Augmented reality provides a new way to interact with computers which is fundamentally different from traditional user interfaces. Instead of constraining computer programs and visualisations to a small rectangular screen, they can place into the world around the user. This allows visualisations to be spatially connected to real world objects and areas, and for data to be presented to users in a relevant location removing the distraction and inconvenience of looking at a screen.
This project explores the uses of augmented reality within chemistry experiments. A series of visualisations have been conceived and static prototypes created. The concept of the AR-Canvas was used as a starting framework for designing these visualisations however it became apparent that it needed extending to accommodate real-time data recording and visualising. In addition, the concept of the Visibility-Tangibility Spectrum was conceived providing a scale to describe how different objects, both physical and virtual, are represented to the user, visually and tangibly, and how the and augmented reality program can manipulate objects on this scale in order to maximise functionality and minimise visual and physical clutter.
Finally, utilising these augmented reality visualisations, a proof of concept simulation of a chemistry experiment was created.

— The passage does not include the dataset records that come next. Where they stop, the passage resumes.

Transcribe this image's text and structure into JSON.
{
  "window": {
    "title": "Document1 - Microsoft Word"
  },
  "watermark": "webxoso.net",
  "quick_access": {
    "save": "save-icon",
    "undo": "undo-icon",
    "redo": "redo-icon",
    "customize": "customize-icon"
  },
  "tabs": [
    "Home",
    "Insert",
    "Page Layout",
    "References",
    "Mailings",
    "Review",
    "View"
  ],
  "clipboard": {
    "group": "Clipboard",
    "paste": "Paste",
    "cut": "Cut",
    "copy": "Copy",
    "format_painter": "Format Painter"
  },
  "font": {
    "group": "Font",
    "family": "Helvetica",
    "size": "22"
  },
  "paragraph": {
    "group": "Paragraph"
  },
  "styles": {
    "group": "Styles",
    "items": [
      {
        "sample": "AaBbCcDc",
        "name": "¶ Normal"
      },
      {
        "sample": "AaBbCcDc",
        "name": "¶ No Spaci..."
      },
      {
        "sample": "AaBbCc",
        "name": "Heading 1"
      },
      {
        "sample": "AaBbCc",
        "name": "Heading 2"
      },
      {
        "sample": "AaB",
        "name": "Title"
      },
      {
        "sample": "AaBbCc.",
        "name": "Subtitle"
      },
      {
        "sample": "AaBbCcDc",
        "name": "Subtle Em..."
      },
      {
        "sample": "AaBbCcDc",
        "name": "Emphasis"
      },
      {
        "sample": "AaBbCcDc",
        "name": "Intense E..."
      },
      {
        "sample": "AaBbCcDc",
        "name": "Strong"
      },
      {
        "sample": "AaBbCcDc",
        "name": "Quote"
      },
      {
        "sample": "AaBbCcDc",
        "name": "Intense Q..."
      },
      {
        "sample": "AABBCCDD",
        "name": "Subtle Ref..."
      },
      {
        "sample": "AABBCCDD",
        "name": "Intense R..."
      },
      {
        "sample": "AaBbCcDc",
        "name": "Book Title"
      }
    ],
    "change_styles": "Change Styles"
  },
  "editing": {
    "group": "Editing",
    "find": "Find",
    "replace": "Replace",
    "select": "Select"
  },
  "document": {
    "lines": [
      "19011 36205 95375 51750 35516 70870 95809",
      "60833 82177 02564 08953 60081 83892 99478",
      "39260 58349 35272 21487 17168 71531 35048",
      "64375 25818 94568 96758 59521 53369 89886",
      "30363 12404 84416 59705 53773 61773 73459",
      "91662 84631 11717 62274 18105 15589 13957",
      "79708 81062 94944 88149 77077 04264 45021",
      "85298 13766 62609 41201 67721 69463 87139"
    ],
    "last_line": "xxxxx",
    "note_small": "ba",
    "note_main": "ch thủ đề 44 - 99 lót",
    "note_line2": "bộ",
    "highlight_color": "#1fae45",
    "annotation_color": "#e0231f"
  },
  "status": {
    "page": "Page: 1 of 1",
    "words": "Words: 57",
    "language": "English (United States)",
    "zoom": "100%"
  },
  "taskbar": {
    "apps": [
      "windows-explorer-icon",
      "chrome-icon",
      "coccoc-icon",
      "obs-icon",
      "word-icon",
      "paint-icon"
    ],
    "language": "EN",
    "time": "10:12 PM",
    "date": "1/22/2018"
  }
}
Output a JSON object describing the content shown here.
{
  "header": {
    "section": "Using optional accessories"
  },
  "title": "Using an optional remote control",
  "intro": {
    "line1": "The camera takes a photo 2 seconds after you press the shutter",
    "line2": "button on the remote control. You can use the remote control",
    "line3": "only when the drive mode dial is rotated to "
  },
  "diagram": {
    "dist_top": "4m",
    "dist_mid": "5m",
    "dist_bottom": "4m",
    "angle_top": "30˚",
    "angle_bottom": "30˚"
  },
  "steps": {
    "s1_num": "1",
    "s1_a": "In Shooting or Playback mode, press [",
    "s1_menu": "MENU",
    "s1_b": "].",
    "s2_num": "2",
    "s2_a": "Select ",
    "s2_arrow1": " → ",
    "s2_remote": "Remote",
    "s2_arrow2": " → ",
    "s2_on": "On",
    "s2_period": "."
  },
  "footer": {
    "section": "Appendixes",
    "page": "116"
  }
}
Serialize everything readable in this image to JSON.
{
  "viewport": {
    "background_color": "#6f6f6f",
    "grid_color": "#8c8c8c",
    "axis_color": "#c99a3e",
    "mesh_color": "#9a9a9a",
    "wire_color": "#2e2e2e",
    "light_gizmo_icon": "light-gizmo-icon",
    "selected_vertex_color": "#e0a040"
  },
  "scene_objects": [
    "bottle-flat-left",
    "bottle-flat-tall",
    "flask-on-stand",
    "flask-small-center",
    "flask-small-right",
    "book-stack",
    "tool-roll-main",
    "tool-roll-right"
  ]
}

It allows user to use real chemistry equipment alongside abstract tracking markers in order to create a tangible user interface for running the experiment providing an accurate replication of conducting actual chemistry experiments.